SD: What is your favorite memory from your dance days?
SL: Oh wow, this is a tough one! Too many to count, but one of my personal favorite memories would be dancing Clara in the Nutcracker.
SD: What made your family choose Springfield Dance for you?
SL: This is a terrible answer… but I’m fairly certain it had to do with location! 🙂
SD: If there was one thing you would change about your dance experience, what would that be?
SL: Looking back, I wish I wouldn’t have taken things so seriously. At times I put a lot of pressure on myself to do my best, but it made me miss out on having fun! Also, I so badly wish I would have had the opportunity to dance Sugar Plum!
SD: How did dance shape you as a person?
SL: With complete confidence, I can say that I would not be where I am today without dance. I started dancing when I was just 3 years old, but quickly fell in love with the art. I was a very shy child, and was uncomfortable in many social settings, but dance gave me an outlet to express myself in a positive manner. It taught me discipline, which helped me to excel in my academic and professional work. By performing group pieces, I learned to work together as a team.
SD: What is one piece of advice that you wish you could go back and give to your younger self?
SL: Everything happens for a reason!
SD: Do you think dance is important for children; if so, why?
SL: Yes. Dance provides an outlet for self-expression and energy-release.
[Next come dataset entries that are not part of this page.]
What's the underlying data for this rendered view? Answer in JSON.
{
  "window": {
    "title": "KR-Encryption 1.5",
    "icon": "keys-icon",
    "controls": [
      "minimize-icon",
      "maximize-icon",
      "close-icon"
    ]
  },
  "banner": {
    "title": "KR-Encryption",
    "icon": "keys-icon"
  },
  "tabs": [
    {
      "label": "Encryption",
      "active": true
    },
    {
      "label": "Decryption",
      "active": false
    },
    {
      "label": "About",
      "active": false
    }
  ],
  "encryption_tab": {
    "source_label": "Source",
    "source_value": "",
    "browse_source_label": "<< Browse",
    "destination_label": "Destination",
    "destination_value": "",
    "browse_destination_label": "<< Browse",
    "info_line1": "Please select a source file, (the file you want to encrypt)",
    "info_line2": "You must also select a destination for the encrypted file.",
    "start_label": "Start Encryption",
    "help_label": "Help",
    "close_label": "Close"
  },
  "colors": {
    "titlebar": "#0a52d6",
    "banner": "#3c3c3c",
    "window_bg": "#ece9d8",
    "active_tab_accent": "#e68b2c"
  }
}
It teaches the necessary skills to develop a disciplined, cultured, and athletic individual, all while being disguised as a fun activity.
Yes, Sara, everything does happen for a reason, and I am so very proud of the woman you have become.